> **About this task**
Please retype the whole listing so that it matches the original exactly.
━━━━━ Material for this exercise
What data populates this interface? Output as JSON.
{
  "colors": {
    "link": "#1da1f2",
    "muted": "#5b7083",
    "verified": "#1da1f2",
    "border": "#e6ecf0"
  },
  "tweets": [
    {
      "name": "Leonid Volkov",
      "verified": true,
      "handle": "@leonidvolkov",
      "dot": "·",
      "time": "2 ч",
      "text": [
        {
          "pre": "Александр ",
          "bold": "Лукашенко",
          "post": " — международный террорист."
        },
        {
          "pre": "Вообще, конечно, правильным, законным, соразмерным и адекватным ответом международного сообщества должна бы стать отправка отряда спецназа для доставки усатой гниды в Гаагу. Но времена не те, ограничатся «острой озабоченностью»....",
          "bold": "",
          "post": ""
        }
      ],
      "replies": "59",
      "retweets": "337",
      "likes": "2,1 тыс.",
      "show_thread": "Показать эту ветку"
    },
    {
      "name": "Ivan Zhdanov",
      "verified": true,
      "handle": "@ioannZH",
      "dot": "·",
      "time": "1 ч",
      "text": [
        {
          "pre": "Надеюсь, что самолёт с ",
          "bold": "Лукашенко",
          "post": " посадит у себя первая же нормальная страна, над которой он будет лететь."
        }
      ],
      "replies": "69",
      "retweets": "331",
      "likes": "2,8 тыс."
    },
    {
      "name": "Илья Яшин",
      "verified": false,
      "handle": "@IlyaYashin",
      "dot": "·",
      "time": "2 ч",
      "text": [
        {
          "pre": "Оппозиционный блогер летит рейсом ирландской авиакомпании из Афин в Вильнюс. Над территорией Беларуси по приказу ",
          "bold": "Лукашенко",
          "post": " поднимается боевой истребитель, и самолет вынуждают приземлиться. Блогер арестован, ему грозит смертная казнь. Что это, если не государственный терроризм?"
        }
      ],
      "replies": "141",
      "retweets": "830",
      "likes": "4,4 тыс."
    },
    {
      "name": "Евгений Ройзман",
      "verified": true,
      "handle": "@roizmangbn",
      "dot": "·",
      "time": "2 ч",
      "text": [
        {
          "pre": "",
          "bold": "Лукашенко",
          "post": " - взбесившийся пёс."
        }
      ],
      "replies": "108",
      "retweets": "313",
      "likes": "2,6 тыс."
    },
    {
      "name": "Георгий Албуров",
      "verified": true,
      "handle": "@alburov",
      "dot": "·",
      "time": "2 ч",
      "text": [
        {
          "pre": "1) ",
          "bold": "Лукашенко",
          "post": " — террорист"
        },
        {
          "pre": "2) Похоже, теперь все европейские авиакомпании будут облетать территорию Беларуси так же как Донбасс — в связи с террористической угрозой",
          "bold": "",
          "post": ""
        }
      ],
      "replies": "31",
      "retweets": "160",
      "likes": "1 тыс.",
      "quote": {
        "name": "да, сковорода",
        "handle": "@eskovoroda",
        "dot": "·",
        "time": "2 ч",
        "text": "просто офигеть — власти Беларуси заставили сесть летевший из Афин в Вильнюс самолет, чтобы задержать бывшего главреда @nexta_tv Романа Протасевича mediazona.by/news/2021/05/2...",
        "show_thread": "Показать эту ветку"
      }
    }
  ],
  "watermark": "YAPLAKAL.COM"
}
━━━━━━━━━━
> **Result**
What data populates this interface? Output as JSON.
{
  "colors": {
    "link": "#1da1f2",
    "muted": "#5b7083",
    "verified": "#1da1f2",
    "border": "#e6ecf0"
  },
  "tweets": [
    {
      "name": "Leonid Volkov",
      "verified": true,
      "handle": "@leonidvolkov",
      "dot": "·",
      "time": "2 ч",
      "text": [
        {
          "pre": "Александр ",
          "bold": "Лукашенко",
          "post": " — международный террорист."
        },
        {
          "pre": "Вообще, конечно, правильным, законным, соразмерным и адекватным ответом международного сообщества должна бы стать отправка отряда спецназа для доставки усатой гниды в Гаагу. Но времена не те, ограничатся «острой озабоченностью»....",
          "bold": "",
          "post": ""
        }
      ],
      "replies": "59",
      "retweets": "337",
      "likes": "2,1 тыс.",
      "show_thread": "Показать эту ветку"
    },
    {
      "name": "Ivan Zhdanov",
      "verified": true,
      "handle": "@ioannZH",
      "dot": "·",
      "time": "1 ч",
      "text": [
        {
          "pre": "Надеюсь, что самолёт с ",
          "bold": "Лукашенко",
          "post": " посадит у себя первая же нормальная страна, над которой он будет лететь."
        }
      ],
      "replies": "69",
      "retweets": "331",
      "likes": "2,8 тыс."
    },
    {
      "name": "Илья Яшин",
      "verified": false,
      "handle": "@IlyaYashin",
      "dot": "·",
      "time": "2 ч",
      "text": [
        {
          "pre": "Оппозиционный блогер летит рейсом ирландской авиакомпании из Афин в Вильнюс. Над территорией Беларуси по приказу ",
          "bold": "Лукашенко",
          "post": " поднимается боевой истребитель, и самолет вынуждают приземлиться. Блогер арестован, ему грозит смертная казнь. Что это, если не государственный терроризм?"
        }
      ],
      "replies": "141",
      "retweets": "830",
      "likes": "4,4 тыс."
    },
    {
      "name": "Евгений Ройзман",
      "verified": true,
      "handle": "@roizmangbn",
      "dot": "·",
      "time": "2 ч",
      "text": [
        {
          "pre": "",
          "bold": "Лукашенко",
          "post": " - взбесившийся пёс."
        }
      ],
      "replies": "108",
      "retweets": "313",
      "likes": "2,6 тыс."
    },
    {
      "name": "Георгий Албуров",
      "verified": true,
      "handle": "@alburov",
      "dot": "·",
      "time": "2 ч",
      "text": [
        {
          "pre": "1) ",
          "bold": "Лукашенко",
          "post": " — террорист"
        },
        {
          "pre": "2) Похоже, теперь все европейские авиакомпании будут облетать территорию Беларуси так же как Донбасс — в связи с террористической угрозой",
          "bold": "",
          "post": ""
        }
      ],
      "replies": "31",
      "retweets": "160",
      "likes": "1 тыс.",
      "quote": {
        "name": "да, сковорода",
        "handle": "@eskovoroda",
        "dot": "·",
        "time": "2 ч",
        "text": "просто офигеть — власти Беларуси заставили сесть летевший из Афин в Вильнюс самолет, чтобы задержать бывшего главреда @nexta_tv Романа Протасевича mediazona.by/news/2021/05/2...",
        "show_thread": "Показать эту ветку"
      }
    }
  ],
  "watermark": "YAPLAKAL.COM"
}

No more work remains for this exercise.